Source data:
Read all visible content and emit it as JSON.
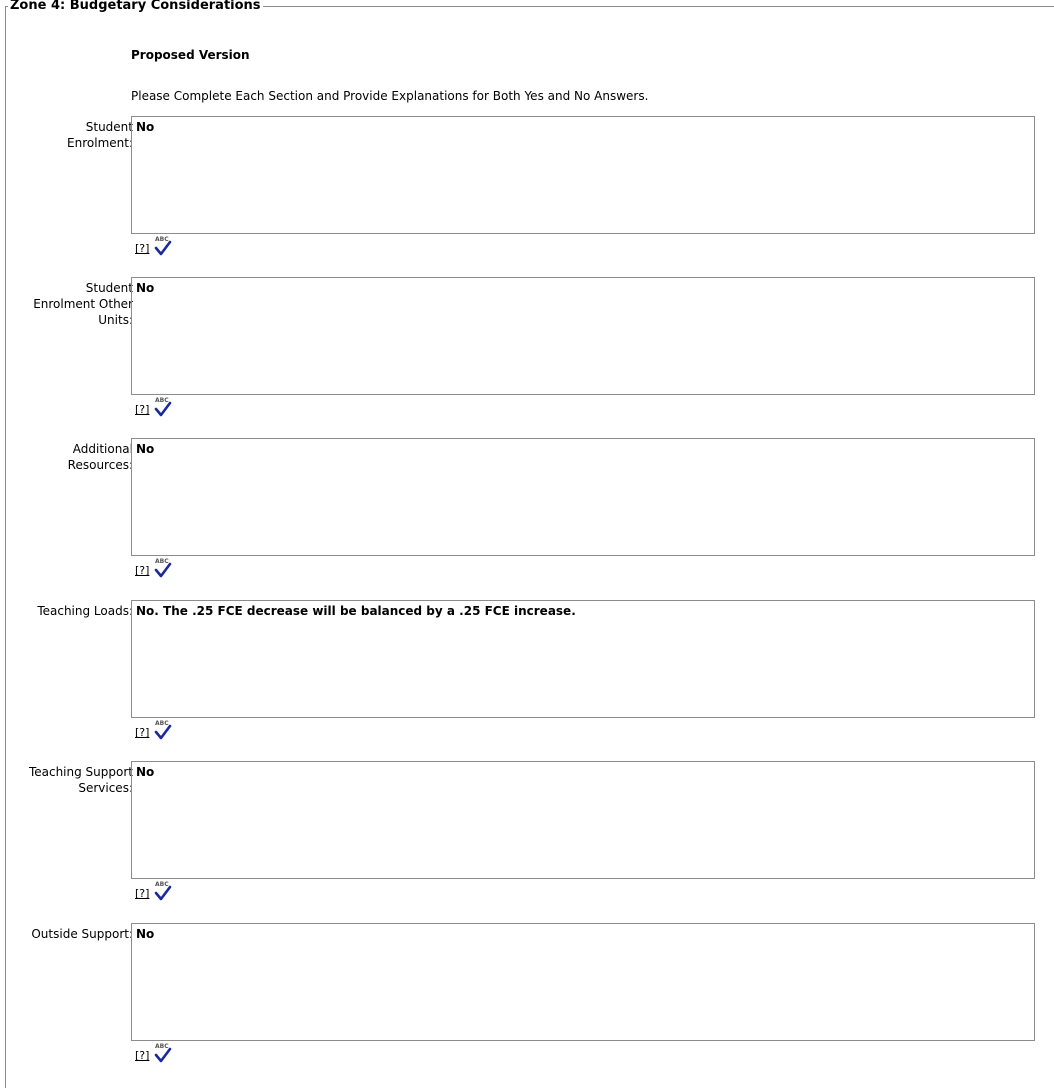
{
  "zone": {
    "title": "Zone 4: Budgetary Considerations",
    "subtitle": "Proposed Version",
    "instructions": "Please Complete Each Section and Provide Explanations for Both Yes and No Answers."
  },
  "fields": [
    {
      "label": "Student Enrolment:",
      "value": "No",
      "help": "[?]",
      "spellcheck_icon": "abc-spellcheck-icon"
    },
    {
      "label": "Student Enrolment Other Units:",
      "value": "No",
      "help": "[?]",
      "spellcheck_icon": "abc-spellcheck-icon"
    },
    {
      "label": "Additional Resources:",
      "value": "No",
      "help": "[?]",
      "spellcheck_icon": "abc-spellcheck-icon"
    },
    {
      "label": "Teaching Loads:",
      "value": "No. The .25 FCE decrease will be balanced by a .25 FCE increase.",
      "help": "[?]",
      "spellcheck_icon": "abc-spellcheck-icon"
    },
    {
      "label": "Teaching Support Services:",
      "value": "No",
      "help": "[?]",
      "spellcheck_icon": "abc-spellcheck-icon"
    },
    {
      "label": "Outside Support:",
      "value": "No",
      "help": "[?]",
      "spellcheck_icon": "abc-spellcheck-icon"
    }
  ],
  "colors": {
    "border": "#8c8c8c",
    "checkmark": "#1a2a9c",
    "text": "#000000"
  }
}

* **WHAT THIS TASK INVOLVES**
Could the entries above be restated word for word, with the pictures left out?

* **RESPONSE TO THE EXERCISE**
Read all visible content and emit it as JSON.
{
  "zone": {
    "title": "Zone 4: Budgetary Considerations",
    "subtitle": "Proposed Version",
    "instructions": "Please Complete Each Section and Provide Explanations for Both Yes and No Answers."
  },
  "fields": [
    {
      "label": "Student Enrolment:",
      "value": "No",
      "help": "[?]",
      "spellcheck_icon": "abc-spellcheck-icon"
    },
    {
      "label": "Student Enrolment Other Units:",
      "value": "No",
      "help": "[?]",
      "spellcheck_icon": "abc-spellcheck-icon"
    },
    {
      "label": "Additional Resources:",
      "value": "No",
      "help": "[?]",
      "spellcheck_icon": "abc-spellcheck-icon"
    },
    {
      "label": "Teaching Loads:",
      "value": "No. The .25 FCE decrease will be balanced by a .25 FCE increase.",
      "help": "[?]",
      "spellcheck_icon": "abc-spellcheck-icon"
    },
    {
      "label": "Teaching Support Services:",
      "value": "No",
      "help": "[?]",
      "spellcheck_icon": "abc-spellcheck-icon"
    },
    {
      "label": "Outside Support:",
      "value": "No",
      "help": "[?]",
      "spellcheck_icon": "abc-spellcheck-icon"
    }
  ],
  "colors": {
    "border": "#8c8c8c",
    "checkmark": "#1a2a9c",
    "text": "#000000"
  }
}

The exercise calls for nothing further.